## GOAL OF THE EXERCISE
Within the lines below, find those that hold the string "last" and copy each one.

SUPPLIED RECORDS Block Start

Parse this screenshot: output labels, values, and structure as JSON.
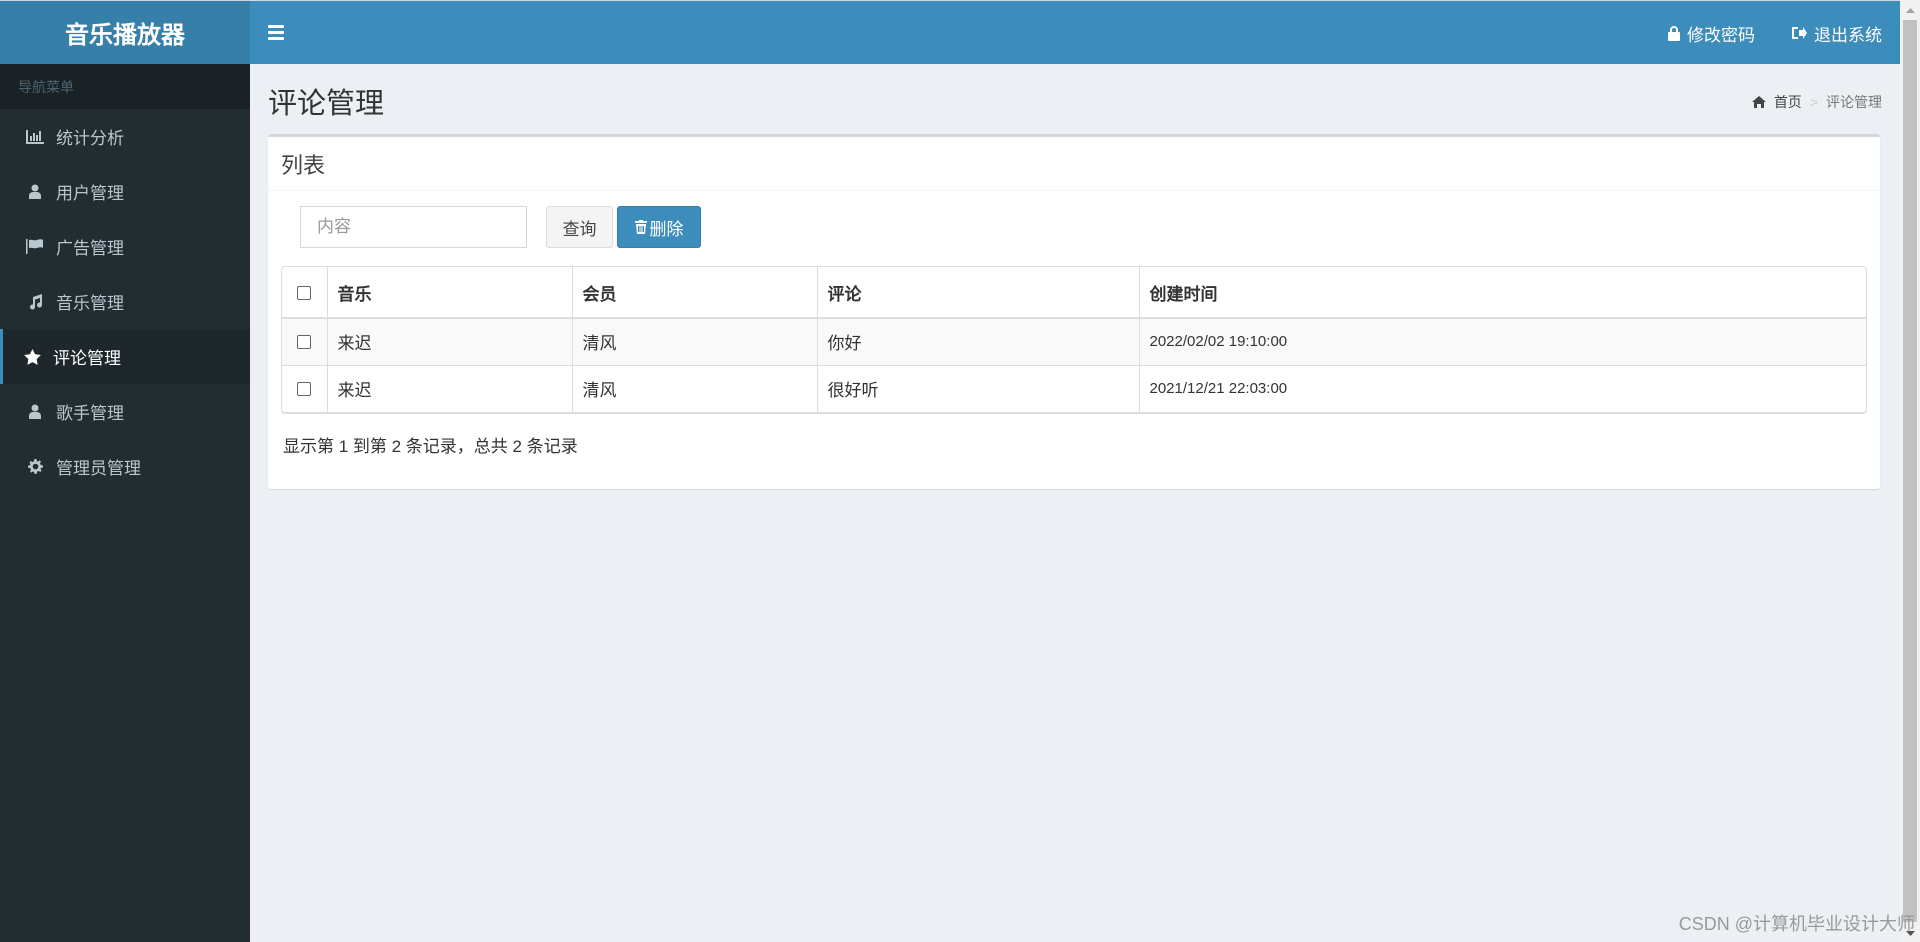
{
  "app": {
    "title": "音乐播放器"
  },
  "navbar": {
    "change_password": "修改密码",
    "logout": "退出系统"
  },
  "sidebar": {
    "header": "导航菜单",
    "items": [
      {
        "label": "统计分析",
        "icon": "bar-chart-icon",
        "active": false
      },
      {
        "label": "用户管理",
        "icon": "user-icon",
        "active": false
      },
      {
        "label": "广告管理",
        "icon": "flag-icon",
        "active": false
      },
      {
        "label": "音乐管理",
        "icon": "music-icon",
        "active": false
      },
      {
        "label": "评论管理",
        "icon": "star-icon",
        "active": true
      },
      {
        "label": "歌手管理",
        "icon": "user-icon",
        "active": false
      },
      {
        "label": "管理员管理",
        "icon": "gear-icon",
        "active": false
      }
    ]
  },
  "page": {
    "title": "评论管理",
    "breadcrumb": {
      "home": "首页",
      "separator": ">",
      "current": "评论管理"
    }
  },
  "box": {
    "title": "列表",
    "search": {
      "value": "",
      "placeholder": "内容"
    },
    "query_label": "查询",
    "delete_label": "删除"
  },
  "table": {
    "columns": [
      "音乐",
      "会员",
      "评论",
      "创建时间"
    ],
    "rows": [
      {
        "music": "来迟",
        "member": "清风",
        "comment": "你好",
        "created": "2022/02/02 19:10:00",
        "checked": false
      },
      {
        "music": "来迟",
        "member": "清风",
        "comment": "很好听",
        "created": "2021/12/21 22:03:00",
        "checked": false
      }
    ]
  },
  "pagination": {
    "info": "显示第 1 到第 2 条记录，总共 2 条记录"
  },
  "watermark": "CSDN @计算机毕业设计大师",
  "colors": {
    "primary": "#3c8dbc",
    "logo_bg": "#367fa9",
    "sidebar_bg": "#222d32",
    "content_bg": "#ecf0f5"
  }
}
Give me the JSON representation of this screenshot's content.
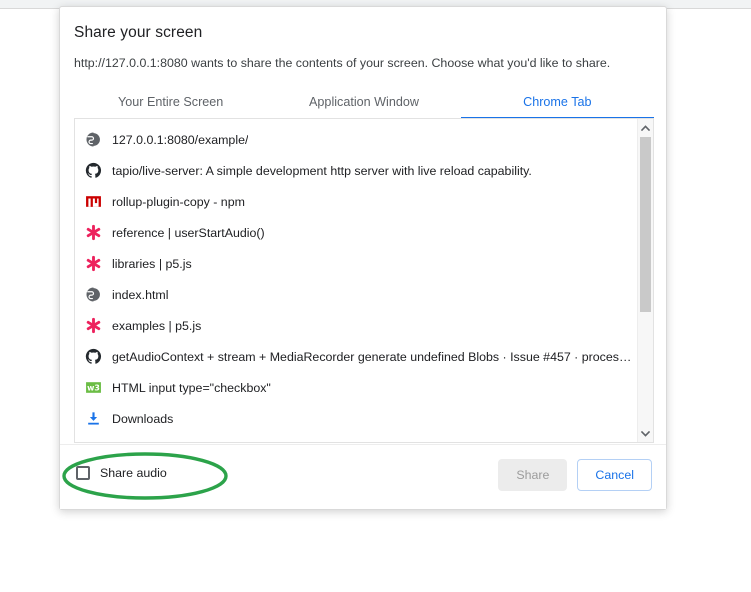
{
  "dialog": {
    "title": "Share your screen",
    "description": "http://127.0.0.1:8080 wants to share the contents of your screen. Choose what you'd like to share.",
    "tabs": [
      {
        "label": "Your Entire Screen",
        "active": false
      },
      {
        "label": "Application Window",
        "active": false
      },
      {
        "label": "Chrome Tab",
        "active": true
      }
    ],
    "list": [
      {
        "icon": "globe-icon",
        "label": "127.0.0.1:8080/example/"
      },
      {
        "icon": "github-icon",
        "label": "tapio/live-server: A simple development http server with live reload capability."
      },
      {
        "icon": "npm-icon",
        "label": "rollup-plugin-copy - npm"
      },
      {
        "icon": "p5js-icon",
        "label": "reference | userStartAudio()"
      },
      {
        "icon": "p5js-icon",
        "label": "libraries | p5.js"
      },
      {
        "icon": "globe-icon",
        "label": "index.html"
      },
      {
        "icon": "p5js-icon",
        "label": "examples | p5.js"
      },
      {
        "icon": "github-icon",
        "label": "getAudioContext + stream + MediaRecorder generate undefined Blobs · Issue #457 · processing..."
      },
      {
        "icon": "w3schools-icon",
        "label": "HTML input type=\"checkbox\""
      },
      {
        "icon": "download-icon",
        "label": "Downloads"
      }
    ],
    "scrollbar": {
      "up_arrow": "▲",
      "down_arrow": "▼"
    },
    "footer": {
      "share_audio_label": "Share audio",
      "share_audio_checked": false,
      "share_button": "Share",
      "share_button_disabled": true,
      "cancel_button": "Cancel"
    }
  },
  "annotation": {
    "shape": "ellipse",
    "color": "#2ca34a",
    "target": "share-audio-checkbox"
  },
  "colors": {
    "accent": "#1a73e8",
    "annotation": "#2ca34a",
    "npm": "#cb0000",
    "p5js": "#ed225d",
    "w3schools": "#6bbd45",
    "download": "#1a73e8"
  }
}
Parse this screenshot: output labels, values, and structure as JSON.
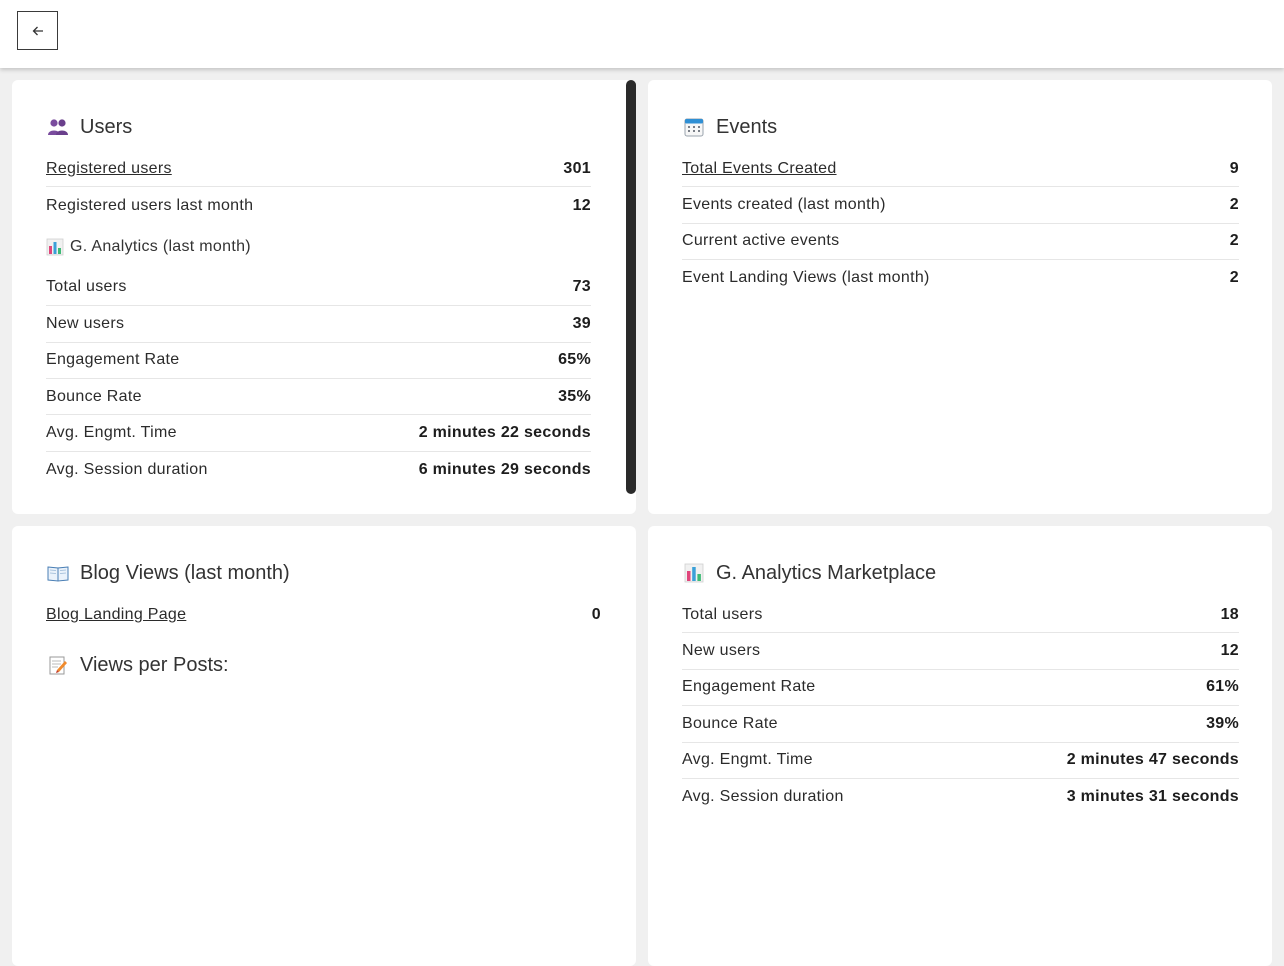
{
  "toolbar": {
    "back_icon": "arrow-left-icon"
  },
  "users": {
    "title": "Users",
    "icon": "users-icon",
    "rows": [
      {
        "label": "Registered users",
        "value": "301"
      },
      {
        "label": "Registered users last month",
        "value": "12"
      }
    ],
    "analytics_title": "G. Analytics (last month)",
    "analytics_icon": "bar-chart-icon",
    "analytics_rows": [
      {
        "label": "Total users",
        "value": "73"
      },
      {
        "label": "New users",
        "value": "39"
      },
      {
        "label": "Engagement Rate",
        "value": "65%"
      },
      {
        "label": "Bounce Rate",
        "value": "35%"
      },
      {
        "label": "Avg. Engmt. Time",
        "value": "2 minutes 22 seconds"
      },
      {
        "label": "Avg. Session duration",
        "value": "6 minutes 29 seconds"
      }
    ]
  },
  "events": {
    "title": "Events",
    "icon": "calendar-icon",
    "rows": [
      {
        "label": "Total Events Created",
        "value": "9"
      },
      {
        "label": "Events created (last month)",
        "value": "2"
      },
      {
        "label": "Current active events",
        "value": "2"
      },
      {
        "label": "Event Landing Views (last month)",
        "value": "2"
      }
    ]
  },
  "blog": {
    "title": "Blog Views (last month)",
    "icon": "book-icon",
    "rows": [
      {
        "label": "Blog Landing Page",
        "value": "0"
      }
    ],
    "posts_title": "Views per Posts:",
    "posts_icon": "memo-icon"
  },
  "marketplace": {
    "title": "G. Analytics Marketplace",
    "icon": "bar-chart-icon",
    "rows": [
      {
        "label": "Total users",
        "value": "18"
      },
      {
        "label": "New users",
        "value": "12"
      },
      {
        "label": "Engagement Rate",
        "value": "61%"
      },
      {
        "label": "Bounce Rate",
        "value": "39%"
      },
      {
        "label": "Avg. Engmt. Time",
        "value": "2 minutes 47 seconds"
      },
      {
        "label": "Avg. Session duration",
        "value": "3 minutes 31 seconds"
      }
    ]
  }
}
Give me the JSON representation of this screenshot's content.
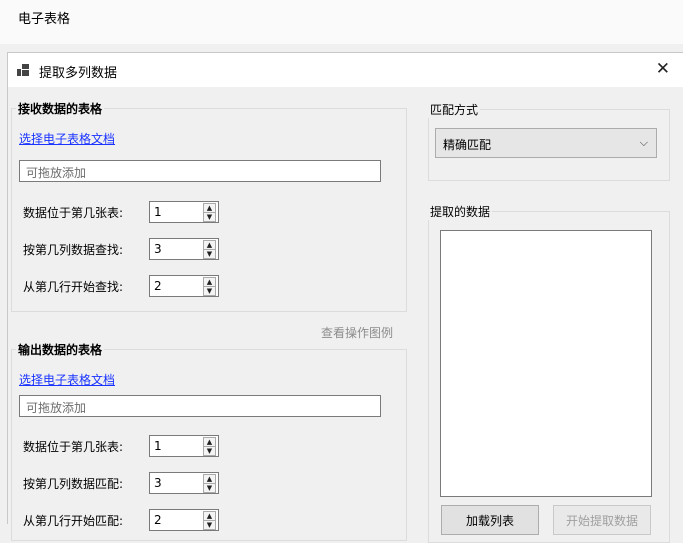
{
  "app": {
    "title": "电子表格"
  },
  "dialog": {
    "title": "提取多列数据",
    "close_glyph": "✕"
  },
  "receive_group": {
    "legend": "接收数据的表格",
    "select_link": "选择电子表格文档",
    "drop_placeholder": "可拖放添加",
    "rows": [
      {
        "label": "数据位于第几张表:",
        "value": "1"
      },
      {
        "label": "按第几列数据查找:",
        "value": "3"
      },
      {
        "label": "从第几行开始查找:",
        "value": "2"
      }
    ]
  },
  "view_example_link": "查看操作图例",
  "output_group": {
    "legend": "输出数据的表格",
    "select_link": "选择电子表格文档",
    "drop_placeholder": "可拖放添加",
    "rows": [
      {
        "label": "数据位于第几张表:",
        "value": "1"
      },
      {
        "label": "按第几列数据匹配:",
        "value": "3"
      },
      {
        "label": "从第几行开始匹配:",
        "value": "2"
      }
    ]
  },
  "match_group": {
    "legend": "匹配方式",
    "selected": "精确匹配"
  },
  "extract_group": {
    "legend": "提取的数据",
    "load_button": "加载列表",
    "start_button": "开始提取数据"
  },
  "spinner": {
    "up": "▲",
    "down": "▼"
  },
  "combo_chevron": "⌵"
}
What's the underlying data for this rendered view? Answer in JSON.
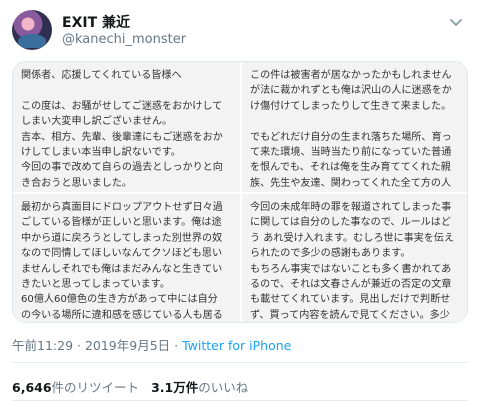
{
  "tweet": {
    "display_name": "EXIT 兼近",
    "handle": "@kanechi_monster",
    "caret_icon": "chevron-down-icon",
    "image_panels": {
      "top_left": "関係者、応援してくれている皆様へ\n\nこの度は、お騒がせしてご迷惑をおかけして\nしまい大変申し訳ございません。\n吉本、相方、先輩、後輩達にもご迷惑をおか\nけしてしまい本当申し訳ないです。\n今回の事で改めて自らの過去としっかりと向\nき合おうと思いました。",
      "top_right": "この件は被害者が居なかったかもしれません\nが法に裁かれずとも俺は沢山の人に迷惑をか\nけ傷付けてしまったりして生きて来ました。\n\nでもどれだけ自分の生まれ落ちた場所、育っ\nて来た環境、当時当たり前になっていた普通\nを恨んでも、それは俺を生み育ててくれた親\n族、先生や友達、関わってくれた全て方の人\nを否定する事になって、",
      "bottom_left": "最初から真面目にドロップアウトせず日々過\nごしている皆様が正しいと思います。俺は途\n中から道に戻ろうとしてしまった別世界の奴\nなので同情してほしいなんてクソほども思い\nませんしそれでも俺はまだみんなと生きてい\nきたいと思ってしまっています。\n60億人60億色の生き方があって中には自分\nの今いる場所に違和感を感じている人も居る",
      "bottom_right": "今回の未成年時の罪を報道されてしまった事\nに関しては自分のした事なので、ルールはど\nう あれ受け入れます。むしろ世に事実を伝え\nられたので多少の感謝もあります。\nもちろん事実ではないことも多く書かれてあ\nるので、それは文春さんが兼近の否定の文章\nも載せてくれています。見出しだけで判断せ\nず、買って内容を読んで見てください。多少"
    },
    "timestamp": "午前11:29 · 2019年9月5日",
    "source": "Twitter for iPhone",
    "retweet_count": "6,646",
    "retweet_label": "件のリツイート",
    "like_count": "3.1万件",
    "like_label": "のいいね"
  }
}
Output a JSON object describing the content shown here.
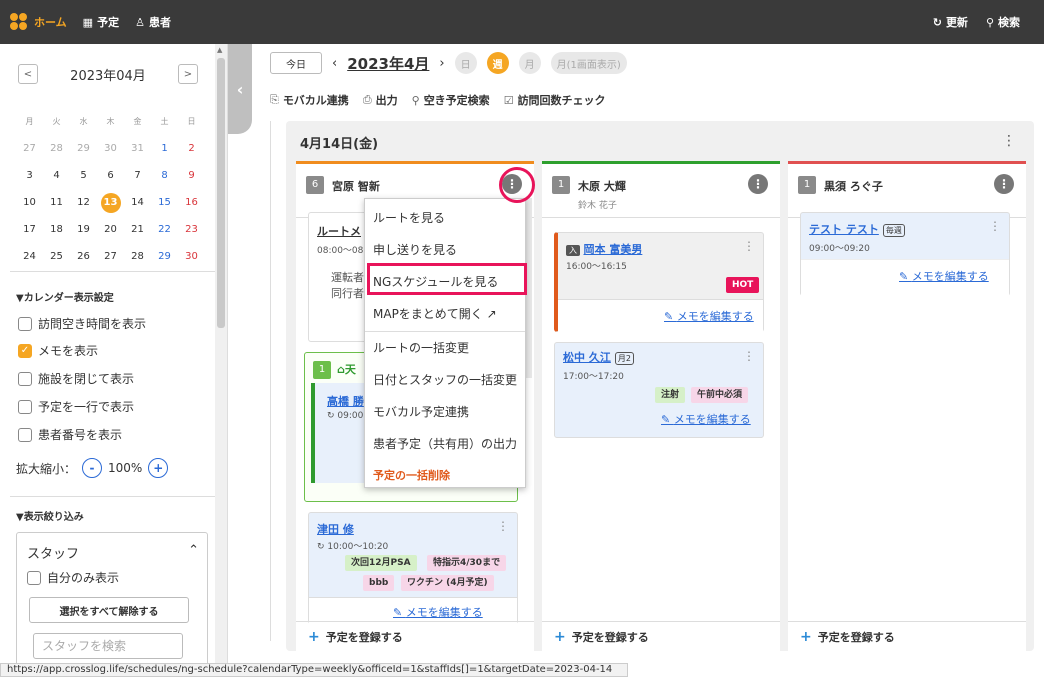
{
  "topbar": {
    "nav": [
      {
        "label": "ホーム",
        "icon": "home-logo"
      },
      {
        "label": "予定",
        "icon": "calendar-icon"
      },
      {
        "label": "患者",
        "icon": "user-icon"
      }
    ],
    "refresh": "更新",
    "search": "検索"
  },
  "sidebar": {
    "month": "2023年04月",
    "weekdays": [
      "月",
      "火",
      "水",
      "木",
      "金",
      "土",
      "日"
    ],
    "weeks": [
      [
        "27",
        "28",
        "29",
        "30",
        "31",
        "1",
        "2"
      ],
      [
        "3",
        "4",
        "5",
        "6",
        "7",
        "8",
        "9"
      ],
      [
        "10",
        "11",
        "12",
        "13",
        "14",
        "15",
        "16"
      ],
      [
        "17",
        "18",
        "19",
        "20",
        "21",
        "22",
        "23"
      ],
      [
        "24",
        "25",
        "26",
        "27",
        "28",
        "29",
        "30"
      ]
    ],
    "today": "13",
    "settings_title": "▼カレンダー表示設定",
    "options": [
      {
        "label": "訪問空き時間を表示",
        "checked": false
      },
      {
        "label": "メモを表示",
        "checked": true
      },
      {
        "label": "施設を閉じて表示",
        "checked": false
      },
      {
        "label": "予定を一行で表示",
        "checked": false
      },
      {
        "label": "患者番号を表示",
        "checked": false
      }
    ],
    "zoom_label": "拡大縮小：",
    "zoom_value": "100%",
    "filter_title": "▼表示絞り込み",
    "staff_label": "スタッフ",
    "self_only": "自分のみ表示",
    "clear_all": "選択をすべて解除する",
    "staff_search_placeholder": "スタッフを検索"
  },
  "toolbar": {
    "today": "今日",
    "current_month": "2023年4月",
    "views": [
      {
        "label": "日",
        "active": false
      },
      {
        "label": "週",
        "active": true
      },
      {
        "label": "月",
        "active": false
      },
      {
        "label": "月(1画面表示)",
        "active": false
      }
    ],
    "actions": [
      {
        "label": "モバカル連携",
        "icon": "sync-doc-icon"
      },
      {
        "label": "出力",
        "icon": "print-icon"
      },
      {
        "label": "空き予定検索",
        "icon": "search-icon"
      },
      {
        "label": "訪問回数チェック",
        "icon": "calendar-check-icon"
      }
    ]
  },
  "day": {
    "title": "4月14日(金)",
    "columns": [
      {
        "num": "6",
        "name": "宮原 智新",
        "sub": "",
        "color": "#f08c1e",
        "add": "予定を登録する"
      },
      {
        "num": "1",
        "name": "木原 大輝",
        "sub": "鈴木 花子",
        "color": "#2ea02e",
        "add": "予定を登録する"
      },
      {
        "num": "1",
        "name": "黒須 ろぐ子",
        "sub": "",
        "color": "#e05050",
        "add": "予定を登録する"
      }
    ],
    "col1_cards": {
      "route_title": "ルートメ",
      "route_time": "08:00〜08",
      "route_l1": "運転者",
      "route_l2": "同行者",
      "facility_num": "1",
      "facility_name": "天",
      "facility_person": "高橋 勝",
      "facility_time": "09:00",
      "tsuda_name": "津田 修",
      "tsuda_time": "10:00〜10:20",
      "tsuda_tags": [
        "次回12月PSA",
        "特指示4/30まで",
        "bbb",
        "ワクチン (4月予定)"
      ],
      "memo": "メモを編集する"
    },
    "col2_cards": {
      "c1_badge": "入",
      "c1_name": "岡本 富美男",
      "c1_time": "16:00〜16:15",
      "c1_tag": "HOT",
      "c2_name": "松中 久江",
      "c2_badge": "月2",
      "c2_time": "17:00〜17:20",
      "c2_tags": [
        "注射",
        "午前中必須"
      ],
      "memo": "メモを編集する"
    },
    "col3_cards": {
      "c1_name": "テスト テスト",
      "c1_badge": "毎週",
      "c1_time": "09:00〜09:20",
      "memo": "メモを編集する"
    }
  },
  "menu": {
    "items": [
      "ルートを見る",
      "申し送りを見る",
      "NGスケジュールを見る",
      "MAPをまとめて開く",
      "ルートの一括変更",
      "日付とスタッフの一括変更",
      "モバカル予定連携",
      "患者予定（共有用）の出力",
      "予定の一括削除"
    ]
  },
  "status_url": "https://app.crosslog.life/schedules/ng-schedule?calendarType=weekly&officeId=1&staffIds[]=1&targetDate=2023-04-14"
}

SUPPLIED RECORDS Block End

## OUTPUT
        "label": "Registered users last month",
    "analytics_title": "G. Analytics (last month)",
        "label": "Events created (last month)",
        "label": "Event Landing Views (last month)",
    "title": "Blog Views (last month)",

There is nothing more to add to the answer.